In a tumultuous year for the Hollywood Foreign Press Association (Hfpa), president Jorge Camara anticipates business as usual as the group prepares to announce its Golden Globe nominees on December 11.
As the second oldest awards body in Hollywood, after the Academy Awards, the Hfpa has seen and done a lot since its inception in 1943. However, even Camara - serving his second consecutive term (and sixth overall) as president - and the 90-odd membership, were sent reeling by the events of the last 12 months.
When the Writers Guild of America (WGA) strike forced the group to cancel its popular awards show as a means of penalising the show's broadcast network NBC last January, Camara had to take drastic action. 'I was involved in all the negotiations and things were changing by the minute,' the veteran Mexican journalist says. 'It was a roller-coaster and a very, very difficult time for me and the board of directors and the rest of the membership.
'Basically the whole process of back and forth ran from the moment the nominations were announced (in December 2007) to the day we announced the winners.
'At one point we thought we would get the go-ahead from the WGA. It was literally a few days before the event was scheduled to air that we decided we wouldn't have a show.'
Members of the Screen Actors Guild showed solidarity with their writing counterparts and declared they would not cross a picket line, thereby almost ensuring a starless show. 'I know the actors were really unhappy they couldn't attend the last show because this is a recognition of their work,' says Camara.
Once the annual broadcast had been cut from the schedules, the Hfpa and show producers Dick Clark Productions arranged a press conference and invited TV entertainment anchors to help Camara announce the winners.
'The economic fallout from the cancelled broadcast was palpable, says Camara. 'We've tried to minimise cuts this year. Our running of the office has to go on. We made some minor cuts on the donations that we make every year.

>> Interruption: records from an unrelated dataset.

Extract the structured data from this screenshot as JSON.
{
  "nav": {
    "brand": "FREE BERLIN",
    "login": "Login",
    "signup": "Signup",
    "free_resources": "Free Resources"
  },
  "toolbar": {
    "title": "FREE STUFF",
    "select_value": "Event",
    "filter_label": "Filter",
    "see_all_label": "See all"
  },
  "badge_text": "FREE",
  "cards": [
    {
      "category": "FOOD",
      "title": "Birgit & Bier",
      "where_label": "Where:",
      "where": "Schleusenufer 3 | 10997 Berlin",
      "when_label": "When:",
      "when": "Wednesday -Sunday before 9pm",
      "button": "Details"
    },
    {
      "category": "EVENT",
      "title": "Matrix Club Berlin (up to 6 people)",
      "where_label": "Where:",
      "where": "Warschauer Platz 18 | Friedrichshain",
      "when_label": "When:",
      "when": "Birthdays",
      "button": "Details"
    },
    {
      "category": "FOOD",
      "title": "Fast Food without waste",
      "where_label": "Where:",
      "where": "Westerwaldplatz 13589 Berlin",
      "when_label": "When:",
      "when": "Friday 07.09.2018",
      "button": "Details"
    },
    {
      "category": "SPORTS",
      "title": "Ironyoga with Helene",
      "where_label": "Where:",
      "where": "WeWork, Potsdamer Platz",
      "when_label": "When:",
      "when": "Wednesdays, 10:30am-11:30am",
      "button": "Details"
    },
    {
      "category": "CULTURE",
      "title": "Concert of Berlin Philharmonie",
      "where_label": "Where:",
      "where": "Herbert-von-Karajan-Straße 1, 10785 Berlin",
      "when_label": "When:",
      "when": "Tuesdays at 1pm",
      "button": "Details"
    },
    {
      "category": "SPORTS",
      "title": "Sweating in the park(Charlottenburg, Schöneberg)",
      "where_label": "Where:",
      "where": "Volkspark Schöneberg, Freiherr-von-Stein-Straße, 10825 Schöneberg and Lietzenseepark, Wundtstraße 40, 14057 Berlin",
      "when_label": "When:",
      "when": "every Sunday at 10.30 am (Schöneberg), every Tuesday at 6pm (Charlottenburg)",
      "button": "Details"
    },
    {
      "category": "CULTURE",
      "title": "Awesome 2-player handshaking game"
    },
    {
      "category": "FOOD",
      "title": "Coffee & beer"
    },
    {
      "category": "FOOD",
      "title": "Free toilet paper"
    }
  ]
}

Instead of giving over $1m we gave over $750,000. We didn't want to cut our support to the schools and the scholarships and the students who depend on this.'
With the awards season in full swing, the emphasis now is on seeing the films and preparing for what is widely regarded as the most entertaining awards night of the year.
'We certainly want to have a good comeback. The Golden Globes is a celebration of talent and that's what we want to see reflected in the event,' says Camara. The awards ceremony is scheduled to take place at its usual venue, the Beverly Hilton, on January 11.
Around that time the knives usually come out as the Hfpa attracts criticism amid claims the group are freeloaders and non-working journalists. Does Camara believe others are envious' 'It could be,' he says. 'Look, Ernst & Young are not only the people who count the ballots for the winners - they also review our credentials as working journalists and that speaks for itself.
'We're a hard-working organisation and we're still here. We're like a mini United Nations with the same problems and advantages you get when so many cultures are thrown together. It's a very interesting group.'